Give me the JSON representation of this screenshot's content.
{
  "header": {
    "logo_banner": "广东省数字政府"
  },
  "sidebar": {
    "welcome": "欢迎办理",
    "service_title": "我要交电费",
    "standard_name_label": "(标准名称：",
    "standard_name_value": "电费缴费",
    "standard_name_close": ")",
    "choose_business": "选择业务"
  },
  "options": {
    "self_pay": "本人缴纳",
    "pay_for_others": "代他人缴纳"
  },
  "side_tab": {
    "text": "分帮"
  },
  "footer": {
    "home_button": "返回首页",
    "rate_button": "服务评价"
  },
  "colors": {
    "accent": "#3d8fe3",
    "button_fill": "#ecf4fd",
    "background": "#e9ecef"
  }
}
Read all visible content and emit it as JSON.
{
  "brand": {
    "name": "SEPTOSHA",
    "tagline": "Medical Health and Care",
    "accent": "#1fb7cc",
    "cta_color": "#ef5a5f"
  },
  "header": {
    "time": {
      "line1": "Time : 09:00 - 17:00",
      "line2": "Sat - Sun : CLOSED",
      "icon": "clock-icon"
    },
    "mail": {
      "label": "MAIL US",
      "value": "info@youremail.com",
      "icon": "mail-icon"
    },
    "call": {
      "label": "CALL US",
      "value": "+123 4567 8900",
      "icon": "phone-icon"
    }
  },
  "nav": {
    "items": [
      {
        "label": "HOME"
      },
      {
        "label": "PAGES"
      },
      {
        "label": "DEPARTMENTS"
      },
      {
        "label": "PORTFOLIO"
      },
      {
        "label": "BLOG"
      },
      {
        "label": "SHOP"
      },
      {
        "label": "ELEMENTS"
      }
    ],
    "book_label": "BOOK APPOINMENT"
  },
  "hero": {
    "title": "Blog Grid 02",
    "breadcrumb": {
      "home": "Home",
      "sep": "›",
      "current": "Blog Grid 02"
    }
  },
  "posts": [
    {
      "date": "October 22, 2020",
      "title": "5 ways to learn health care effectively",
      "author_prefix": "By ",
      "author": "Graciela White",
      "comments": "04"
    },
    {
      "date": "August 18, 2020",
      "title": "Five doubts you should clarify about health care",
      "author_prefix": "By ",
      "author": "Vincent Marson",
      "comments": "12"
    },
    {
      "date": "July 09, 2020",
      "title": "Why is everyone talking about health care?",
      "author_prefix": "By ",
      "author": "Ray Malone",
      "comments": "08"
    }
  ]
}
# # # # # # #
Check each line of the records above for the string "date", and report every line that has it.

      "date": "October 22, 2020",
      "date": "August 18, 2020",
      "date": "July 09, 2020",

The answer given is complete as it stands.